→ **What you should do**: Go through the records, and copy each line in which the string "icon" is present.

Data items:
________

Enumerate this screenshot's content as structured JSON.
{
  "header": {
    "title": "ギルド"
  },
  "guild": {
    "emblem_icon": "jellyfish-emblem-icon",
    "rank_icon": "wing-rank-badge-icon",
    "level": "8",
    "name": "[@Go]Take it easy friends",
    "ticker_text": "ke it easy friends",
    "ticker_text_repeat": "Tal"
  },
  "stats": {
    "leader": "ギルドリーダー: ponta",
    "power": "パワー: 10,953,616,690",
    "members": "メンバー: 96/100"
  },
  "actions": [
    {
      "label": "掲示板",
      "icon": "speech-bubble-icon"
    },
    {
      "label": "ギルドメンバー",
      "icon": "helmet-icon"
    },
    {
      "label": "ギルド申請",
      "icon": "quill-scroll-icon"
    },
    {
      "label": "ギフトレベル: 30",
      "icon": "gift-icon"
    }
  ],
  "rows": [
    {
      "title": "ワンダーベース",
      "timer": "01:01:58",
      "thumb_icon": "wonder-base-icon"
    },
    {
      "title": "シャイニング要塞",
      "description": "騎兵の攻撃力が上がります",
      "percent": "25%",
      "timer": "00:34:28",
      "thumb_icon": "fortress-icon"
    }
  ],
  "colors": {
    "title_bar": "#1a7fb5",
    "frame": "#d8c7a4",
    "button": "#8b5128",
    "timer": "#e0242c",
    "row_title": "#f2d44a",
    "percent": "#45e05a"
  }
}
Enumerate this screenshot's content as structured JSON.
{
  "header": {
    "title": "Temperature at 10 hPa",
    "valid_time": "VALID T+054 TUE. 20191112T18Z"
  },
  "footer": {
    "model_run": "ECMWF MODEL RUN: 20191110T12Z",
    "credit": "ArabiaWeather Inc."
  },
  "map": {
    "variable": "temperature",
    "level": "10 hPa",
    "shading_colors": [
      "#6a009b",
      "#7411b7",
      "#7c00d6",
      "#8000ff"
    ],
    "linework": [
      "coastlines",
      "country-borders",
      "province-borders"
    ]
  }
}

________

→ **Exercise answer**:
    "emblem_icon": "jellyfish-emblem-icon",
    "rank_icon": "wing-rank-badge-icon",
      "icon": "speech-bubble-icon"
      "icon": "helmet-icon"
      "icon": "quill-scroll-icon"
      "icon": "gift-icon"
      "thumb_icon": "wonder-base-icon"
      "thumb_icon": "fortress-icon"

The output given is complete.